Top of RAW DATA

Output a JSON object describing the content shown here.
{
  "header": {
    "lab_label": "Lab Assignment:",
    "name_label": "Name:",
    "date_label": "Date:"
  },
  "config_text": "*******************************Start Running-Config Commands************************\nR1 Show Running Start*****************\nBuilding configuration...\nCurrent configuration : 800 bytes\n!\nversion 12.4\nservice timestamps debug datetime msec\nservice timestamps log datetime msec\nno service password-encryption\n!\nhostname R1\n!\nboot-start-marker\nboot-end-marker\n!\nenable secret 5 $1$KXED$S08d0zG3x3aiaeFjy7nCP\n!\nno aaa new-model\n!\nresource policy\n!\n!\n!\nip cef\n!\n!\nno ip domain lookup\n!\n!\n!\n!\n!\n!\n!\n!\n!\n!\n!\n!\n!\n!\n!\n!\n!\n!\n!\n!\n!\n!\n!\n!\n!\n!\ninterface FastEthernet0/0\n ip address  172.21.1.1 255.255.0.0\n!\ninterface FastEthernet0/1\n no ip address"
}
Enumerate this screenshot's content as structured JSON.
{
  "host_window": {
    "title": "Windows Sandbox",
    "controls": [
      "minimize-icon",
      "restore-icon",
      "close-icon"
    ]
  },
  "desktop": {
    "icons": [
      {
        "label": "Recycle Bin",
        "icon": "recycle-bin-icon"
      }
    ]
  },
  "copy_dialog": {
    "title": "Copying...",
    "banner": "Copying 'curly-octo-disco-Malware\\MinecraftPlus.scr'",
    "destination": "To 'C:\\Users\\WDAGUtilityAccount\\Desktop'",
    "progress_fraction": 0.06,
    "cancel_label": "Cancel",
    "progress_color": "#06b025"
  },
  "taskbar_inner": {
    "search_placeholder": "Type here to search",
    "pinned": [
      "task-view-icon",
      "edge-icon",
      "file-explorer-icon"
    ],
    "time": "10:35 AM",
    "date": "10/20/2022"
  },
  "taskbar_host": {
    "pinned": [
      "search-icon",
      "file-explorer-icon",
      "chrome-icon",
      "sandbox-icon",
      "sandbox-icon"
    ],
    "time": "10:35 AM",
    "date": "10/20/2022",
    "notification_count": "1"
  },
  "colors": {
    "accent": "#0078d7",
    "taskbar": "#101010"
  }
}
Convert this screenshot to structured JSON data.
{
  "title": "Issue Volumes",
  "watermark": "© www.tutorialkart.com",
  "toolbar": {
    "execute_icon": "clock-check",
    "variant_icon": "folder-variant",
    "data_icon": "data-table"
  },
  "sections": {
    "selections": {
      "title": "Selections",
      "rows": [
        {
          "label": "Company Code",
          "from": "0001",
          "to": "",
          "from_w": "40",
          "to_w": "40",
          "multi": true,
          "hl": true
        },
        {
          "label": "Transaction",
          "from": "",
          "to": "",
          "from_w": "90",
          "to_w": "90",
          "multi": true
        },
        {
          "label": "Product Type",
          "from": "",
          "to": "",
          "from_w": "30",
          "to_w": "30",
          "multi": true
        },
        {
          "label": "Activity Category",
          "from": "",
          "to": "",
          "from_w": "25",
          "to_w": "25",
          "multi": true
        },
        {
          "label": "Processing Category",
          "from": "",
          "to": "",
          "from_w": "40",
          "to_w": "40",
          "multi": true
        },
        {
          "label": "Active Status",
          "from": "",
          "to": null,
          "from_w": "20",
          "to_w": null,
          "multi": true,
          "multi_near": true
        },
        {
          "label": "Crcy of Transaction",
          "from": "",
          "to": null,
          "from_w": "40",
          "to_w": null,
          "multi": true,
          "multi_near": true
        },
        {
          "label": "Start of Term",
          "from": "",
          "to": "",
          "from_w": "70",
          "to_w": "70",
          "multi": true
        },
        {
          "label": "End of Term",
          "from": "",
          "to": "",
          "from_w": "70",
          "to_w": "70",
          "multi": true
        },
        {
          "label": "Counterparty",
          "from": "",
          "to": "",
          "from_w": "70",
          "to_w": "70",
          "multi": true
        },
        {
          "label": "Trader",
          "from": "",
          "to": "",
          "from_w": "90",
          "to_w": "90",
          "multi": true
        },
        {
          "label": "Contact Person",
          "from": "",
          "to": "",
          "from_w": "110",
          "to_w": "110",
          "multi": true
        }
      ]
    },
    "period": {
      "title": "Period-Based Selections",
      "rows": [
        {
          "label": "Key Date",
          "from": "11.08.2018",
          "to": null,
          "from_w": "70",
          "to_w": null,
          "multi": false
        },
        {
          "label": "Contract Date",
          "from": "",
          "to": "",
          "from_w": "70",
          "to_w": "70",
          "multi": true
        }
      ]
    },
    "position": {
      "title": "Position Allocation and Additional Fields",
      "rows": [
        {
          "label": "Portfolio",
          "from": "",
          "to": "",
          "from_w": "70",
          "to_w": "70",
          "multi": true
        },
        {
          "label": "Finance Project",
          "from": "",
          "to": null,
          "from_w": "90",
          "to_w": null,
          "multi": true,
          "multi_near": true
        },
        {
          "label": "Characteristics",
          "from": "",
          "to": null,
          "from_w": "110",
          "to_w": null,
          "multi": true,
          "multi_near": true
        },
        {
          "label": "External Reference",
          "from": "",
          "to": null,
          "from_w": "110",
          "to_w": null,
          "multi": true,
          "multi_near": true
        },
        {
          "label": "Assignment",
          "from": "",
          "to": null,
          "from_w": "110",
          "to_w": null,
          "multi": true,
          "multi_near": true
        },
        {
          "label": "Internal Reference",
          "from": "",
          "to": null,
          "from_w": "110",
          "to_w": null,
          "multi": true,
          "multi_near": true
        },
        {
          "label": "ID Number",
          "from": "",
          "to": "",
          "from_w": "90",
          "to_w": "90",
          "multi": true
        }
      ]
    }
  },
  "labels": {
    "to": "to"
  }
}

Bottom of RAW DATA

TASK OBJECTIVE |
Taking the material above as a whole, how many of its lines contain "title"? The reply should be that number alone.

PROBLEM SOLUTION |
6